June 09, 2022
Minors over the age of 16 could have to be indoors earlier this summer, as City Councilmember Katherine Gilmore Richardson introduced a bill on Thursday revising Philadelphia's curfew laws.
The bill would not alter the city-wide curfew all year and would only shift the law for minors 16 and older from midnight to 10 p.m. during the summer months, when rates of gun violence tend to spike. If passed, the bill would go into effect immediately and would remain in place through Sept. 29.
In her introduction during Thursday's City Council meeting, Gilmore Richardson made it clear that her bill was not a direct response to the mass shooting that occurred on Saturday, June 4 on South Street, which killed three people and injured 12 others.
Her previous efforts to streamline the minor curfew law in 2021 enabled the city to expand its inventory of Community Evening Resource Centers, which provide a way for children and teens to stay off the streets after curfew without being directly referred to police for violations.
"Young people are getting caught up in dangerous situations, and we cannot continue to go on like this," said Gilmore Richardson. "There have already been 92 children under 18 shot this year. We are besieged in our communities, and as leaders, we must do everything we can do keep our young people safe."
Under the bill, current curfew laws for children under 13 (9:30 p.m.) and those that are 14 and 15 years old (10 p.m.) would not be changed. Rather than require older teens to be indoors by midnight, switching the curfew to 10 p.m. and expanding community centers could help keep minors out of the line of fire, Gilmore Richardson said.
Gilmore Richardson's previous legislation also altered the punishment for curfew violations, allowing children to be dropped off at one of the centers in lieu of spending the night in a police station if a parent is unable to pick them up after a violation.
At a press conference announcing the latest set of charges in connection with Saturday's mass shooting, Mayor Jim Kenney responded to questions about the bill, though he noted he hadn't read the legislation.
Kenney said that there are already minor curfew laws in place and alternatives to children being put in police custody for violations. He also referred back to his own upbringing in Philadelphia, saying that the moment the streetlights went on, children knew to get inside their houses.
Today I introduced legislation amending Philadelphia’s minor curfew law.— CouncilmemberKGR (@CouncilwomanKGR) June 9, 2022
This change will help us keep more young people safe during the time of year with the highest rates of gun violence.
See more at: https://t.co/mpQ0rAucAG pic.twitter.com/vLNLHjzEKE
Currently, there are two centers open in the city, and two more in development. The centers are open from 7 p.m. until 2 a.m. daily. They are operated by community leaders and provide workforce development and mentoring for children who are out past curfew.
Gilmore Richardson wants to expand the number of community centers to the Northeast to allow more parts of the city to have an alternative for children violating curfew. She told 6abc that from the beginning of the year through April 20, there were 493 curfew violations.

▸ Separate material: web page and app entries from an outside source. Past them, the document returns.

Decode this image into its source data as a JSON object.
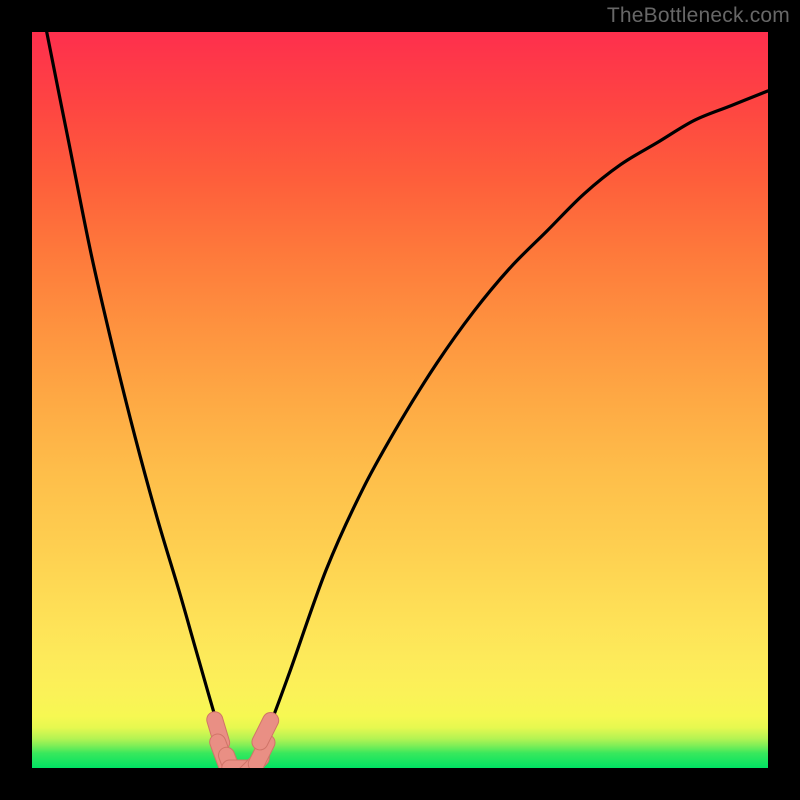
{
  "watermark": "TheBottleneck.com",
  "colors": {
    "curve_stroke": "#000000",
    "marker_fill": "#E98F84",
    "marker_stroke": "#D07468",
    "gradient_top": "#FE2F4D",
    "gradient_bottom": "#00E263",
    "page_bg": "#000000"
  },
  "chart_data": {
    "type": "line",
    "title": "",
    "xlabel": "",
    "ylabel": "",
    "xlim": [
      0,
      100
    ],
    "ylim": [
      0,
      100
    ],
    "note": "Bottleneck-percentage style curve: a V-shaped function where the minimum (~0) is the optimal component balance and values rise toward 100 on either side. Values below are estimated from the rendered pixels; the chart has no numeric tick labels.",
    "x": [
      0,
      2,
      5,
      8,
      11,
      14,
      17,
      20,
      22,
      24,
      25.5,
      27,
      28,
      29,
      30,
      32,
      35,
      40,
      45,
      50,
      55,
      60,
      65,
      70,
      75,
      80,
      85,
      90,
      95,
      100
    ],
    "values": [
      111,
      100,
      85,
      70,
      57,
      45,
      34,
      24,
      17,
      10,
      5,
      1,
      0,
      0,
      1,
      5,
      13,
      27,
      38,
      47,
      55,
      62,
      68,
      73,
      78,
      82,
      85,
      88,
      90,
      92
    ],
    "markers": [
      {
        "x": 25.3,
        "y": 5.0
      },
      {
        "x": 25.8,
        "y": 2.0
      },
      {
        "x": 27.0,
        "y": 0.2
      },
      {
        "x": 28.5,
        "y": 0.0
      },
      {
        "x": 30.0,
        "y": 0.2
      },
      {
        "x": 31.2,
        "y": 2.0
      },
      {
        "x": 31.7,
        "y": 5.0
      }
    ]
  }
}
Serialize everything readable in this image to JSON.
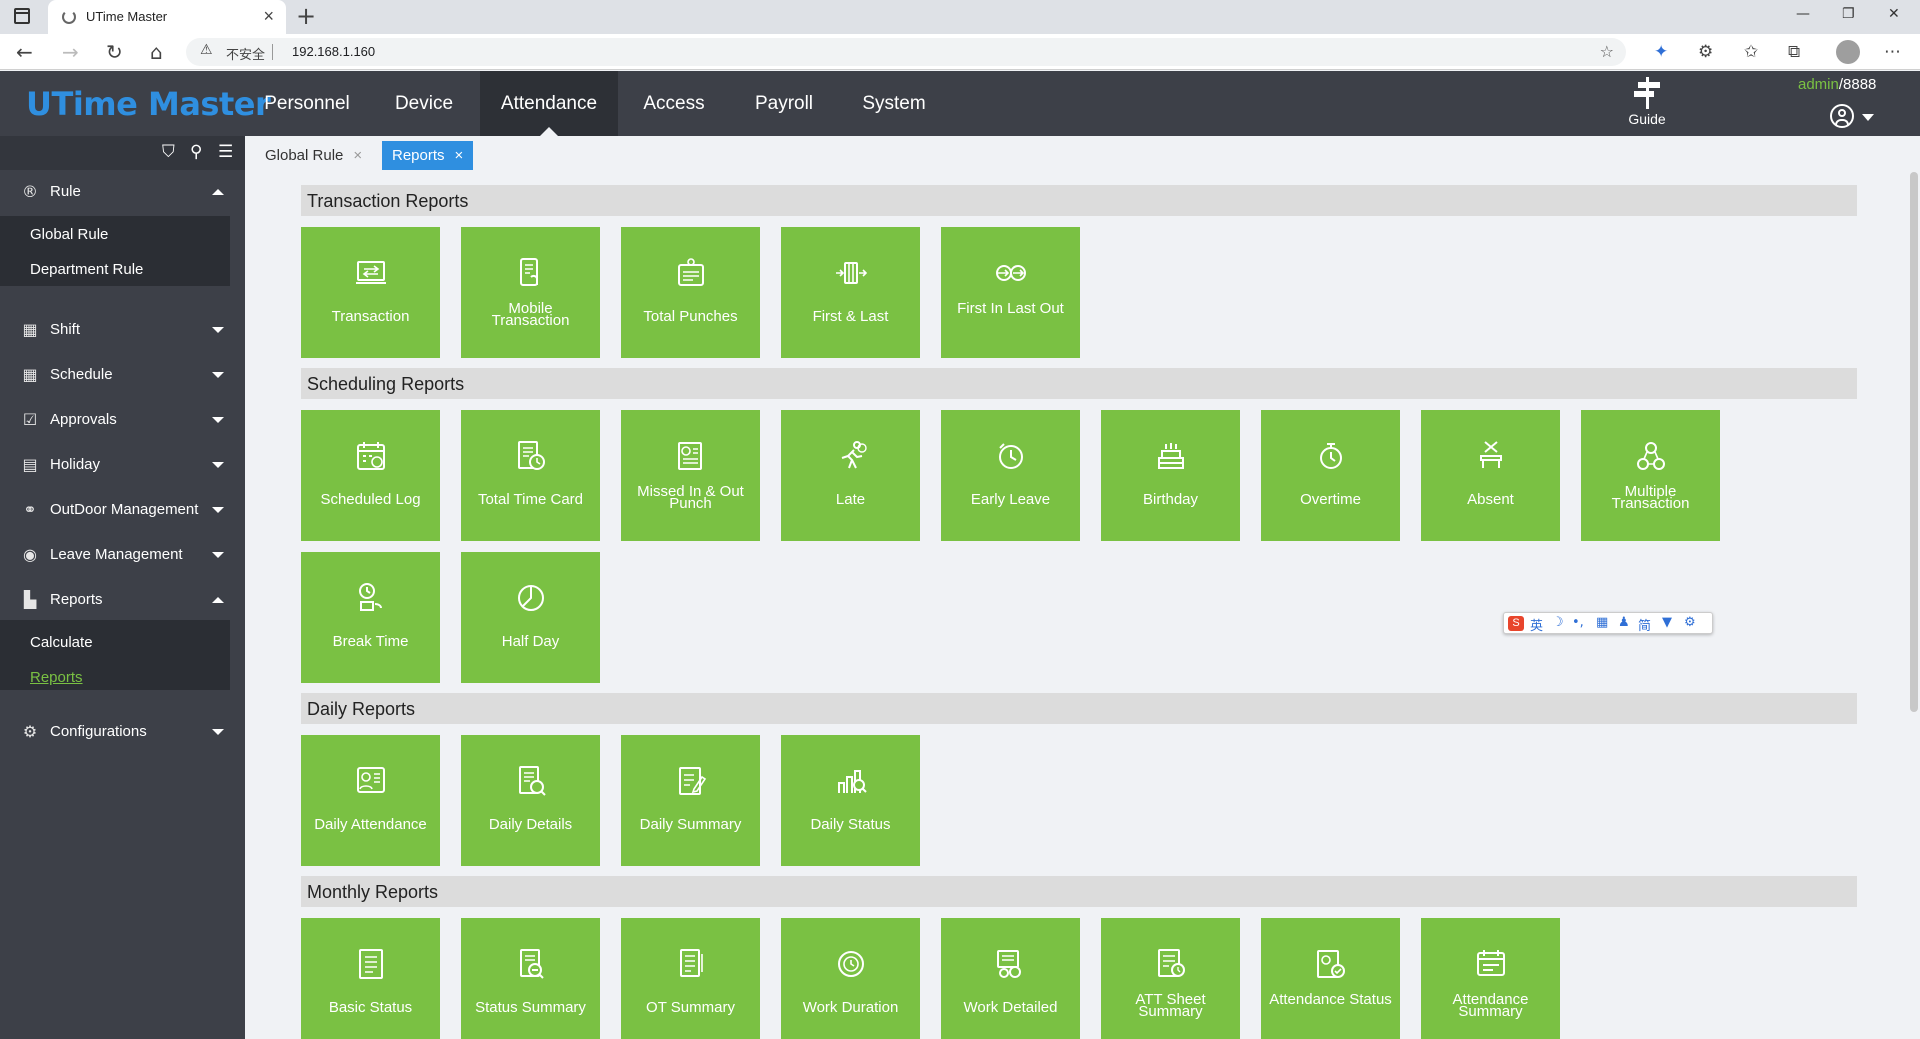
{
  "browser": {
    "tab_title": "UTime Master",
    "tab_close": "×",
    "new_tab": "+",
    "minimize": "—",
    "restore": "❐",
    "close": "✕",
    "address_insecure": "不安全",
    "address_url": "192.168.1.160"
  },
  "app": {
    "logo": "UTime Master",
    "nav": [
      "Personnel",
      "Device",
      "Attendance",
      "Access",
      "Payroll",
      "System"
    ],
    "active_nav": "Attendance",
    "guide_label": "Guide",
    "user_name": "admin",
    "user_id": "/8888"
  },
  "sidebar": {
    "rule": "Rule",
    "rule_items": [
      "Global Rule",
      "Department Rule"
    ],
    "groups": [
      "Shift",
      "Schedule",
      "Approvals",
      "Holiday",
      "OutDoor Management",
      "Leave Management"
    ],
    "reports": "Reports",
    "reports_items": [
      "Calculate",
      "Reports"
    ],
    "configurations": "Configurations"
  },
  "content_tabs": [
    "Global Rule",
    "Reports"
  ],
  "tab_close": "×",
  "sections": {
    "transaction": {
      "title": "Transaction Reports",
      "tiles": [
        "Transaction",
        "Mobile Transaction",
        "Total Punches",
        "First & Last",
        "First In Last Out"
      ]
    },
    "scheduling": {
      "title": "Scheduling Reports",
      "tiles": [
        "Scheduled Log",
        "Total Time Card",
        "Missed In & Out Punch",
        "Late",
        "Early Leave",
        "Birthday",
        "Overtime",
        "Absent",
        "Multiple Transaction",
        "Break Time",
        "Half Day"
      ]
    },
    "daily": {
      "title": "Daily Reports",
      "tiles": [
        "Daily Attendance",
        "Daily Details",
        "Daily Summary",
        "Daily Status"
      ]
    },
    "monthly": {
      "title": "Monthly Reports",
      "tiles": [
        "Basic Status",
        "Status Summary",
        "OT Summary",
        "Work Duration",
        "Work Detailed",
        "ATT Sheet Summary",
        "Attendance Status",
        "Attendance Summary"
      ]
    }
  },
  "ime": {
    "logo": "S",
    "items": [
      "英",
      "☽",
      "•,",
      "▦",
      "♟",
      "简",
      "▼",
      "⚙"
    ]
  },
  "colors": {
    "tile_green": "#7ac143",
    "header_dark": "#3d4048",
    "accent_blue": "#2f8fe0",
    "active_link_green": "#7ac143"
  }
}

"It is our sincere hope that these new centers will provide juveniles with an alternative to being on the street after curfew hours go into effect," Police Commissioner Danielle Outlaw said when the first centers opened in November. "These centers will provide valuable resources and programming designed to engage and teach our kids to make more positive choices about where to spend their time at night."
One of the two Community Evening Resource Centers currently open is inside the Dixon House on 1920 S. 20th St. in South Philadelphia. The other is at the Community of Compassion community center on 6150 Cedar Ave. in Southwest Philadelphia.